Seafood Grimsby and Humber Alliance building on pandemic gains in UK seafood interest
For a port that no longer lands fish, Grimsby has – perhaps surprisingly – kept a name for itself as the seafood processing capital of England.
Around 70 seafood businesses are situated in and around the town, processing seafood for most of the major U.K. retailers and foodservice organizations – one third of all seafood consumed in the U.K. originates in Grimsby. Many are significant importers and exporters, bringing in more than 30 species from 40 different countries.
The Seafood Grimsby and Humber Alliance represents the region’s seafood and trading processing cluster, which is composed of around 70 companies with more than 5,500 employees and that together support a further 10,000 jobs along the value chain.
Seafox Management Consultants CEO Simon Dwyer, who manages the group’s activities, said it is dedicated to sustaining a strongly performing seafood industry in the region. The alliance’s board includes CEOs of high-profile companies such as Hilton Seafood, New England Seafood, Andrew Marr International, and Young’s Seafood; as well as the Grimsby Fish Merchants Association, which represents small- and medium- sized companies.
In May 2021, the Seafood Grimsby and Humber Alliance launched “Made Great in Grimsby,” an effort to ensure the sector’s full return following the strict lockdowns of the peak of the COVID-19 crisis. The campaign was launched to “raise awareness of the thousands of fish and seafood products produced daily in Grimsby,” Dwyer said.
“Trade has continued to thrive since restrictions eased, and this is helped in part by the closing of many supermarket counters. The increased familiarity and confidence of consumers in purchasing seafood online is also a factor,” Seafox Management Consultants CEO Simon Dwyer told SeafoodSource.
Dwyer said many of the smaller businesses his organization represents actually thrived during the pandemic.
“Grimsby also has 100 mobile fishmongers and more fishmonger shops per capita than anywhere else in the U.K. Many of these sell online and their businesses flourished during the lengthy COVID-19 lockdowns of the past two years,” he said.
To further support Grimsby’s seafood sector, the organization launched online cook-alongs last year on Instagram, hosted by The Lincolnshire Chef Patron and Director Steven Bennett.
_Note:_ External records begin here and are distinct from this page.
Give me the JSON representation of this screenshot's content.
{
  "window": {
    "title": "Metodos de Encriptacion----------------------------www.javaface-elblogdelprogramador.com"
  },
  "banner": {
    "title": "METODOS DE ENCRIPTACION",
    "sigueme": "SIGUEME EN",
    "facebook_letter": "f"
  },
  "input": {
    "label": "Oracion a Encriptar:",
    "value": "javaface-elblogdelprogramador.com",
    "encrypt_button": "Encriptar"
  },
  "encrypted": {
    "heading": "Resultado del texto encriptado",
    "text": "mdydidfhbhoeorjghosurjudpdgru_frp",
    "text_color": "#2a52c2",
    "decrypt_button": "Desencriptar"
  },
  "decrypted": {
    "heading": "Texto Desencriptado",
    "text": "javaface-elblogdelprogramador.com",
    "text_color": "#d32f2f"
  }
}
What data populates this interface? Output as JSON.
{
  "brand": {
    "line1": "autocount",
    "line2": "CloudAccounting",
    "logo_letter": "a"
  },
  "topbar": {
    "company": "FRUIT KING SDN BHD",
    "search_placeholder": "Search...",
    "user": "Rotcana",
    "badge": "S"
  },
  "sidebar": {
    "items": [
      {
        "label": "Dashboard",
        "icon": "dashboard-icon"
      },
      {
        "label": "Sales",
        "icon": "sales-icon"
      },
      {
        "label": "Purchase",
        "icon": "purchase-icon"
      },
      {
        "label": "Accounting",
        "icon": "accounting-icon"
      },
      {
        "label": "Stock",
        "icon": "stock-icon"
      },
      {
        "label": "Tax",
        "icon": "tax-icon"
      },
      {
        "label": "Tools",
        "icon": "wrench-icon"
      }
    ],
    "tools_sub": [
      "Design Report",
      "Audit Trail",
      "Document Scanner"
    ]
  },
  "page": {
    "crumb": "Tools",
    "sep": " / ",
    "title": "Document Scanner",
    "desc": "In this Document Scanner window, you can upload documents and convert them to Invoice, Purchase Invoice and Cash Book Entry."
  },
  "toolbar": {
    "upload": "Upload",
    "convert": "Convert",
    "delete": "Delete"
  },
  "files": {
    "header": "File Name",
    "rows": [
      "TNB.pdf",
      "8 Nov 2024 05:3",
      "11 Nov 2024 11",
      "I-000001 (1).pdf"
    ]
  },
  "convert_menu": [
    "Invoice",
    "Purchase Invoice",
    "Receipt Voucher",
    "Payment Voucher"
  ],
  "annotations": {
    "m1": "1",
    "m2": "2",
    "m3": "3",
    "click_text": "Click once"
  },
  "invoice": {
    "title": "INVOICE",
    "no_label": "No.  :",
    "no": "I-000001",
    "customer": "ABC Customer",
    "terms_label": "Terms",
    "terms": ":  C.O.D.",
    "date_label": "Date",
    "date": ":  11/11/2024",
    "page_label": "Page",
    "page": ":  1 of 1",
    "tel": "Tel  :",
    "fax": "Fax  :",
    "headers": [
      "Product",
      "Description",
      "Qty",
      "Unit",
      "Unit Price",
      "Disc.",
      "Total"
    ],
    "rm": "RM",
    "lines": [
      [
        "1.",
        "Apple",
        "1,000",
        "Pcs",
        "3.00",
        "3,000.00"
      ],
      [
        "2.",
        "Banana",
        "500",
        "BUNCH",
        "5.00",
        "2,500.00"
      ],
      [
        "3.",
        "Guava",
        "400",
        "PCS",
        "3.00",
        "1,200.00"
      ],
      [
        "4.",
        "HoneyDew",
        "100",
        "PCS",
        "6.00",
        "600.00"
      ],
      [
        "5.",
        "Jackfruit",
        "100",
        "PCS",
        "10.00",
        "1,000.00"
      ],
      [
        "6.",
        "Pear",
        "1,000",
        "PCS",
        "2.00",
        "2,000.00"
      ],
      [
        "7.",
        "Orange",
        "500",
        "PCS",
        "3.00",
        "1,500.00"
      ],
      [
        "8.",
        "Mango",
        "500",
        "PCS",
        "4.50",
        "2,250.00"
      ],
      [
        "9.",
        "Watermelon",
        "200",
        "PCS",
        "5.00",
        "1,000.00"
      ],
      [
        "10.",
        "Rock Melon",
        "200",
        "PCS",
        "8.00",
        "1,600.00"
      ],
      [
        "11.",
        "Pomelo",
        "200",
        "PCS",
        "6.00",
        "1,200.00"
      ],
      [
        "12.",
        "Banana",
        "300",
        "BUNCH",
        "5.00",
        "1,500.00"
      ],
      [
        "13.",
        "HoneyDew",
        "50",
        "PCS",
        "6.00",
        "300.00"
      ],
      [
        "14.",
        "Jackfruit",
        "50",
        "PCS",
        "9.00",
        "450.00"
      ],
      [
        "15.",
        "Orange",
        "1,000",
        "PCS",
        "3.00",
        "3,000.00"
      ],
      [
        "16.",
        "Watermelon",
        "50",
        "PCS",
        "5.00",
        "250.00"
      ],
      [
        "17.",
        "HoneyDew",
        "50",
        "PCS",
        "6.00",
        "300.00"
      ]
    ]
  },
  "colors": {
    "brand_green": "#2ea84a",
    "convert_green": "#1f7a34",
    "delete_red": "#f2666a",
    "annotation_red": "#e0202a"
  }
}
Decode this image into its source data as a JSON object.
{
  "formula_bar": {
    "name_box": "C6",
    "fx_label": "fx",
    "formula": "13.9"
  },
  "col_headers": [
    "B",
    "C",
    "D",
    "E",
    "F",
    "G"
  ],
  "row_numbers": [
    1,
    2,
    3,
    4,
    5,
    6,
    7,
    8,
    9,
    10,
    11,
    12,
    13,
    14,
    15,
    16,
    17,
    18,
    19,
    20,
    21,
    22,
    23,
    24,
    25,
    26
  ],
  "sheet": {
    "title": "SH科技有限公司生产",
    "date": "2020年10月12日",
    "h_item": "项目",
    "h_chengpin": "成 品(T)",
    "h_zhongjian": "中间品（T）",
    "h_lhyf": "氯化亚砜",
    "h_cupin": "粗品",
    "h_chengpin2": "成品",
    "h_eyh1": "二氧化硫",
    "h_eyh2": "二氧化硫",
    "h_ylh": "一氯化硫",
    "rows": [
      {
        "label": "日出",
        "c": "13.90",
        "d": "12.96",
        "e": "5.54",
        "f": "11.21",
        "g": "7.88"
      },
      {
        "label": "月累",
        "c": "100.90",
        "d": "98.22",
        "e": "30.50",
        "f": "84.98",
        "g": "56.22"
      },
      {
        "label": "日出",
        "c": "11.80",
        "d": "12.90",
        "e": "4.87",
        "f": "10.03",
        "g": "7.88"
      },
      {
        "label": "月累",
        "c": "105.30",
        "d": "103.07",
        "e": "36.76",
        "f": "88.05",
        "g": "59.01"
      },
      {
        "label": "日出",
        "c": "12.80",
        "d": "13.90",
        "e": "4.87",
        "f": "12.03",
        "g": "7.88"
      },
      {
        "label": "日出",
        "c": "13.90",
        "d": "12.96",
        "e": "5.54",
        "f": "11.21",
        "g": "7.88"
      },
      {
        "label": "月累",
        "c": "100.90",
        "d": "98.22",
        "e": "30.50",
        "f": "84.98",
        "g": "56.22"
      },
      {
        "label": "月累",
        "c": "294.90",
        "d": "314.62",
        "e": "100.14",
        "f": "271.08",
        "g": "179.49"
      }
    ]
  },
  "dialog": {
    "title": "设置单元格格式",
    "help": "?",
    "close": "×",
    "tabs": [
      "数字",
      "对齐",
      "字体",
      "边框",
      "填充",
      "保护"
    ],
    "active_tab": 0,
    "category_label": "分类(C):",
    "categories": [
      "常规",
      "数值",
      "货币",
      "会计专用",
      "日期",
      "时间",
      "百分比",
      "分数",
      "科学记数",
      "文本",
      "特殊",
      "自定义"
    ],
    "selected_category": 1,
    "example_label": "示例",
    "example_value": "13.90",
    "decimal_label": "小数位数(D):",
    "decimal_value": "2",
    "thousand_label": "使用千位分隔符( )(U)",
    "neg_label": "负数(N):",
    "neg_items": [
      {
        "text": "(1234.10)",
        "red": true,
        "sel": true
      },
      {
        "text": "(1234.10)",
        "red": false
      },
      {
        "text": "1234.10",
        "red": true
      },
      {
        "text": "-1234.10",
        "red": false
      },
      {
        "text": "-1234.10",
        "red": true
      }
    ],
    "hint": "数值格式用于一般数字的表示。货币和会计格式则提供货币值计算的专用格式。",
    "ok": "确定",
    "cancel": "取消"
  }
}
The initiative was linked to the Seafish Industry’s “Love Seafood” campaign. Launched in October 2020, Love Seafood aims to reframe Britain’s view of seafood and encourage U.K. consumers to eat more fish and shellfish through marketing activities and by providing seafood businesses with tools to communicate directly with consumers.
“We’re hard at work creating a powerful collaboration with the whole food industry to create a globally important U.K. food valley to promote us as the U.K. capital of food, to attract investment and collaboration in innovation and automation, and offer green, sustainable, healthy growth,” Dwyer said.
At the recent annual general meeting of the association, Young’s Seafood CEO Simon Smith, who is also the alliance’s current board chair, said in 2022 the group will seek further improvements in local skills and research capacity through a training and skills initiative it formed in 2021 with the National Centre for Food Manufacturing. Significant regional and national grant funding has been secured to further that partnership and others designed to improve local employment opportunities and enhance the industry’s innovative capabilities, Smith said.
“We made great strides with all our key objectives last year, including the improvement of micro-biology laboratory testing services through Eurofins, and speciation testing, which analyzes the DNA of fish to guard against fraudulent or accidental inclusion of mislabelled species in fishery products,” Smith said.
Other areas of focus for the Seafood Grimsby and Humber Alliance in 2022 will be on green energy and carbon reduction, plus monitoring of trade-related compliance and regulation issues, particularly related to veterinary health checks and the growing complexity of export health certificates for the E.U., Smith said.
According to Dwyer, the organization will also aim to tighten partnerships with the Fishmongers’ Company and Seafish Industry Authority, which he said could add further value with their reach at national level and insight into domestic, import, and export issues. And a link has been made with the Iceland Ocean Cluster, a networking initiative with the goal of enabling a circular economy model to thrive in the seafood sector. It’s a model Dwyer aspires to emulate in Grimsby, and he said he’s already established research links made with Matis in Iceland and Sintef in Norway.
“There is much work to be done and many different strands to follow, but I believe there is an exciting and innovative future for the seafood industry in Grimsby,” Dwyer said.
Photo courtesy of Greater Lincolnshire LEP